[Opening MATERIAL SHOWN section]

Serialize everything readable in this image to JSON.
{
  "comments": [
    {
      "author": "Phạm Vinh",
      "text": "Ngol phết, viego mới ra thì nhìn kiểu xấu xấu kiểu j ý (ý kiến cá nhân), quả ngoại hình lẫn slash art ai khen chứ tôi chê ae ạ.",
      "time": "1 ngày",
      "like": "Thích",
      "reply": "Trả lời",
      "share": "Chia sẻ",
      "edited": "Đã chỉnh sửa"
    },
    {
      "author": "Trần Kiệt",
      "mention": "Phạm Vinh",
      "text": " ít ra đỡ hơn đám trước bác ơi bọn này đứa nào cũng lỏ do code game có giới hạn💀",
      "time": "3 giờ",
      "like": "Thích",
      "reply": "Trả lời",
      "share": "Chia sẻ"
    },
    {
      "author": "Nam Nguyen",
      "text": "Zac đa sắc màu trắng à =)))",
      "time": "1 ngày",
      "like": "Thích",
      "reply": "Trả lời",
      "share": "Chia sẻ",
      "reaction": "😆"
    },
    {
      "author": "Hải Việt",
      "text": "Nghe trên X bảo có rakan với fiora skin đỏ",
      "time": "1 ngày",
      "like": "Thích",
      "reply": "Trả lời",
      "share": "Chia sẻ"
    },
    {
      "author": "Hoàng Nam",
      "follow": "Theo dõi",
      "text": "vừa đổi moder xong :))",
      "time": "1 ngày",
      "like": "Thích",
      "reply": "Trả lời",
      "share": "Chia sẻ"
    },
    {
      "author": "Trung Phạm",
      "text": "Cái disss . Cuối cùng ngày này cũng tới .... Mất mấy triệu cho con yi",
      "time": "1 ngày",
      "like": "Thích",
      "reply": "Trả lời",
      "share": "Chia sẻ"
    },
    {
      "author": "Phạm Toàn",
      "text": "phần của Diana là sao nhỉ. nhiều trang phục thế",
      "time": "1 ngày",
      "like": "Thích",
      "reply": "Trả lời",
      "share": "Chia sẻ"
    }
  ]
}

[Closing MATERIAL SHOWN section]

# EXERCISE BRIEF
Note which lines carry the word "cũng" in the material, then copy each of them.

# RESPONSE AREA
      "text": " ít ra đỡ hơn đám trước bác ơi bọn này đứa nào cũng lỏ do code game có giới hạn💀",
      "text": "Cái disss . Cuối cùng ngày này cũng tới .... Mất mấy triệu cho con yi",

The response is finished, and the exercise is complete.